We LOVE our dog to death, but his aggression is awful, especially when our other dog is SO well behaved. We are more that willing to do anything it takes to fix this problem. Any advice would be wonderful!

Thank you so much.



A: An insecure dog can be very dangerous. A big misconception is that fearful dogs have suffered some form of abuse. This is usually not the case. Temperament is a genetic trait, and many fearful dogs are that way simply because thatís how they are programmed. Dogs like this need rules that make sense to them and lots of structure. They need to feel safe and protected by YOU, their pack leader. Dogs like this do not want to make decisions, they want to be followers and so we need to be strong leaders for them.

I would STOP having people that make him worried give him treats. This is one of the worst things you can do. Many times fearful dogs just want their owners to protect them and keep non pack members away from them. In my experience these dogs can learn to be neutral to strangers, if handled correctly. Having a stranger or person that makes your dog uncomfortable get close to your dog to give them a treat goes against everything your dog needs from you as a pack leader.

Also letting your dog interact with strangers, and then taking him by the scruff, getting loud with him and putting him outside when he breaks your rules (which he probably doesnít understand) will do nothing except make him more worried when strangers are present. Dogs donít understand what we expect of them automatically, they need to be shown with clear and consistent handling. By doing this, you may actually be making him worse and more worried.

I will make some recommendations for articles and videos that I feel could help you out along with working with a qualified trainer.

Iíd start with our Groundwork program.
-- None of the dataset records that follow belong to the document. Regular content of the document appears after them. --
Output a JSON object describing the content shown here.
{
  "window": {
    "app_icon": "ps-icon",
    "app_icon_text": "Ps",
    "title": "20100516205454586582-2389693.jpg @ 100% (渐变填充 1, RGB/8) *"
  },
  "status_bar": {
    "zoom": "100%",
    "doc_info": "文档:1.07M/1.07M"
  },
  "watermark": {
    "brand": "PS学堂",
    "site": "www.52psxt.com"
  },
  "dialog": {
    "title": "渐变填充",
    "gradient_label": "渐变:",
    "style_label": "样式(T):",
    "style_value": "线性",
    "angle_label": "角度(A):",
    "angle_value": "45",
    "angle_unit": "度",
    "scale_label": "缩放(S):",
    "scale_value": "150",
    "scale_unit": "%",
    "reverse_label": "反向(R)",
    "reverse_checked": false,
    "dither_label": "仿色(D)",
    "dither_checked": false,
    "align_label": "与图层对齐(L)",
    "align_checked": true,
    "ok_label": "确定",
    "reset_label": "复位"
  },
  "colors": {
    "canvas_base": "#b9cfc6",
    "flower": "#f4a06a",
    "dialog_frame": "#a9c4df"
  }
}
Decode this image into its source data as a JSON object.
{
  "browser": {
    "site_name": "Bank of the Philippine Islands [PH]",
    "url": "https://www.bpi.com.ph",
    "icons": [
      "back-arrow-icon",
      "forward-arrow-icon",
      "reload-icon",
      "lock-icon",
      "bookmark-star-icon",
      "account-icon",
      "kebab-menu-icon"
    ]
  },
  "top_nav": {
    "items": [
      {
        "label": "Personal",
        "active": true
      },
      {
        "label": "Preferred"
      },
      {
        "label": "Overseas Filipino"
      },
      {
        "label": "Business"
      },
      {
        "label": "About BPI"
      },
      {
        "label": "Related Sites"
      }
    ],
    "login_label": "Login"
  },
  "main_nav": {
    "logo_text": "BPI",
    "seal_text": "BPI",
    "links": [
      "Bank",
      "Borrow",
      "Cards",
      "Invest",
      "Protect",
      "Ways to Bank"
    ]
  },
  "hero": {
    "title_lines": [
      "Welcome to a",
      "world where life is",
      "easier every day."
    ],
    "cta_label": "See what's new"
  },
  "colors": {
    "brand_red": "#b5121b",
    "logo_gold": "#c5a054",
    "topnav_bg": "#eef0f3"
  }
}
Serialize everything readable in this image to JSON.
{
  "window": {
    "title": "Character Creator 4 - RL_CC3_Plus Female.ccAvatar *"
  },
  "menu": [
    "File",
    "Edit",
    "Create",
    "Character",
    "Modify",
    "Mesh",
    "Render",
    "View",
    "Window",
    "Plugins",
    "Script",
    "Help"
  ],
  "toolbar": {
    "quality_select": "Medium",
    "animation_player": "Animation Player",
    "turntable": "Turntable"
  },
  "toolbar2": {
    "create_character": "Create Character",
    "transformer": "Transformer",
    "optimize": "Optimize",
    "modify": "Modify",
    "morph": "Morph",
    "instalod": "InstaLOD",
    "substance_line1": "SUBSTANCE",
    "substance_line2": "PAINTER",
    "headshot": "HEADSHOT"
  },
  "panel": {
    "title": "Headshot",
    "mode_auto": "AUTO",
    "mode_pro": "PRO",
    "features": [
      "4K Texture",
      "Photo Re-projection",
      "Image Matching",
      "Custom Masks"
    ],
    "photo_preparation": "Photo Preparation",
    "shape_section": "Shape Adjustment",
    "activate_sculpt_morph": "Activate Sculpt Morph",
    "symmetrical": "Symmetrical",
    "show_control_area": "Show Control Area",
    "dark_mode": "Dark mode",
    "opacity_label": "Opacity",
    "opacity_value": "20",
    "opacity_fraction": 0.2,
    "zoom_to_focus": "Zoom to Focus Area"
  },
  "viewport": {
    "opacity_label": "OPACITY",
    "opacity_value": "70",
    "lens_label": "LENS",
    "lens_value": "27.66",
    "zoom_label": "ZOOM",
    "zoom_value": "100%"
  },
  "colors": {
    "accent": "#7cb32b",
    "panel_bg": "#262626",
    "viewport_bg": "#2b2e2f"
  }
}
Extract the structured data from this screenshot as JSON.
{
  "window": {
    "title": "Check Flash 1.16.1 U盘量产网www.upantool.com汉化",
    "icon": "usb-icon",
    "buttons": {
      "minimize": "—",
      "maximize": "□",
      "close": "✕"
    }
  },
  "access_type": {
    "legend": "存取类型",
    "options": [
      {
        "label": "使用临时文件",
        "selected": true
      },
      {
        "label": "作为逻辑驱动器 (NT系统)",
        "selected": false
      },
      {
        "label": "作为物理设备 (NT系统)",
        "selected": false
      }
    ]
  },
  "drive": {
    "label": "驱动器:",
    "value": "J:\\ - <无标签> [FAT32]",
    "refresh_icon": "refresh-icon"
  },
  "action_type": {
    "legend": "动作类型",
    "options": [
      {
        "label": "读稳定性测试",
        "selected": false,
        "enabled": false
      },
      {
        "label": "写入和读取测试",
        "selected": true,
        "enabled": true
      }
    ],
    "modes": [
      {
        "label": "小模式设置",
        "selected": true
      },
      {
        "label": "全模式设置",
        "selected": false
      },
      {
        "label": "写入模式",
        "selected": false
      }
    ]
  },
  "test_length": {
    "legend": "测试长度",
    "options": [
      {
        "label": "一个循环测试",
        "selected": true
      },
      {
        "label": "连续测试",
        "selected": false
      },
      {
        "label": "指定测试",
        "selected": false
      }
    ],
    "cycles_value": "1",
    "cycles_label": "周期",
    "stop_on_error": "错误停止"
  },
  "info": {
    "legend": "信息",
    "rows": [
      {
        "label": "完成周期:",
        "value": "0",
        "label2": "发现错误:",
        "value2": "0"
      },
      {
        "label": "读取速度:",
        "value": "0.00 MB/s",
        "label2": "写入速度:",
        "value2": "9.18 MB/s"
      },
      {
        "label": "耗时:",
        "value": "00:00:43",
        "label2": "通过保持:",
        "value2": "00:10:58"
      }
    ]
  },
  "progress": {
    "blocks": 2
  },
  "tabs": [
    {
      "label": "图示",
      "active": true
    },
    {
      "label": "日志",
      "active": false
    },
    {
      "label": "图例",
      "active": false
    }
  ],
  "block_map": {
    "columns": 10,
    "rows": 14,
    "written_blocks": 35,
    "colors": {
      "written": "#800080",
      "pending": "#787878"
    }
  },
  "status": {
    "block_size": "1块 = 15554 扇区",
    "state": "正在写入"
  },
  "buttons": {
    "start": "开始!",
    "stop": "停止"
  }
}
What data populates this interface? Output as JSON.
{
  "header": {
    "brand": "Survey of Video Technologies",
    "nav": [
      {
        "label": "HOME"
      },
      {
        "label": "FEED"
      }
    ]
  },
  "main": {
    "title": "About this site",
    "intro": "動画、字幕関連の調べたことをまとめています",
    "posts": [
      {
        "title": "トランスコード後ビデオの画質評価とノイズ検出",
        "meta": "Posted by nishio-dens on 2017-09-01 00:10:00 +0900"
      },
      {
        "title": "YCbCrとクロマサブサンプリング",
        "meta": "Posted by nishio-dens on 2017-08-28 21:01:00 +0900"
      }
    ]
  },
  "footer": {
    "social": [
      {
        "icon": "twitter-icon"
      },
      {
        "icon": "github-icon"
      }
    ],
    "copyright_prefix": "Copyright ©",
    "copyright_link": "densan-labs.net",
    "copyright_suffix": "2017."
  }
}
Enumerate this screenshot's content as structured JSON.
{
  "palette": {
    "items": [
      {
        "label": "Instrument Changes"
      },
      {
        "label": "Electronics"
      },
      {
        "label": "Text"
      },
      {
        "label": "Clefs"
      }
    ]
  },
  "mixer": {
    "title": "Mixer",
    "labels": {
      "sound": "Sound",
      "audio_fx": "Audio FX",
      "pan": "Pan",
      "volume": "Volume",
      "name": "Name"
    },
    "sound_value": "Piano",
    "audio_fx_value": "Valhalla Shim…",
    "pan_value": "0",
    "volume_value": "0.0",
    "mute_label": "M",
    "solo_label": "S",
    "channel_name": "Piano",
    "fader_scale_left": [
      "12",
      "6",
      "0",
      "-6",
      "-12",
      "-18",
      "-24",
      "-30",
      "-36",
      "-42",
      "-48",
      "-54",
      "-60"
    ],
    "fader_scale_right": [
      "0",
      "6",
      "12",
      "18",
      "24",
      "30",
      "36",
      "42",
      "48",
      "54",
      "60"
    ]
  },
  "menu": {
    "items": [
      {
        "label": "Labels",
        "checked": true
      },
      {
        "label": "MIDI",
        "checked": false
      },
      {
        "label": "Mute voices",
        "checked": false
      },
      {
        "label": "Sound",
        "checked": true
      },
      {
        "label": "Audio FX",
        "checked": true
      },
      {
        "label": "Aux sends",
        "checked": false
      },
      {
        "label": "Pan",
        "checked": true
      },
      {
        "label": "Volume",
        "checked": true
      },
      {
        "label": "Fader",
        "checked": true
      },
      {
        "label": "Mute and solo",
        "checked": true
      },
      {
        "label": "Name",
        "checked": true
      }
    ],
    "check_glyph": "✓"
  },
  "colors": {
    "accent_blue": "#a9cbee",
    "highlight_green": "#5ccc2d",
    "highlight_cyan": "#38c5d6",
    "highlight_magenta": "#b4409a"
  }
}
Pack Structure for the Family Pet is the DVD that picks up where the article leaves off.

I feel that the way dogs are handled on a daily basis are the most important factors to consider when dealing with insecure, nervous or aggressive dogs. Obedience training only plays a small role in this, actually. How you live with the dog has the most impact.

I believe that this DVD could really help you also. Itís titled DEALING WITH DOMINANT AND AGGRESSIVE DOGS and was a 5 year project. You can go to the web page and read the outline of whatís included on the video. These DVDs are not meant to be watched one time. The fact is anyone who needs this information needs to watch it many times because every time they watch it they will pick up new ideas.

I hope this helps.


My Rot isnít aggressive to any of the stray dogs that approach us when we are on walks. He just stands there and looks at them. Is there anything I can do to make him more aggressive towards them?

I have a 15-month male Rottweiler. He has begun obedience and is excelling in it to the point where I am going to put an obedience title on him. I have not entered bite work with him but he has been worked on some tracking. My question is this: I walk my dog in the neighborhood and the other neighborhood (strays) dogs run up to him and stay about 10-15 feet away. They bark and growl at him, but they never come any closer. My Rottweiler in turn stands his ground and just stares at them. As he does this they seem to retreat. Why doesn't he bark at them? Should he need to bark at them? Thank you, Kobie


A: You are very lucky, you have a nice dog. Take it from someone who knows. You have a real jewel in a non-dog aggressive animal. Do not reward any sign of aggression. Carry a can of pepper gas and use it on EVERY dog that comes up to you (make sure the wind is blowing in the right direction). I am very serious about this. Pepper gas will teach every stray dog in the neighborhood that you are the biggest bad ass that walks through the valley of death and they all will leave you alone. Trust me on this - it is far better for you to fight these fights for your dog with pepper gas than to try and control a very powerful Rott who decides he hates everything on 4 legs. The first time that one of these dogs attacks your dog things will change forever. Your dog will go from standing there to trying to attack every dog he sees. That then becomes a problem with no end in sight.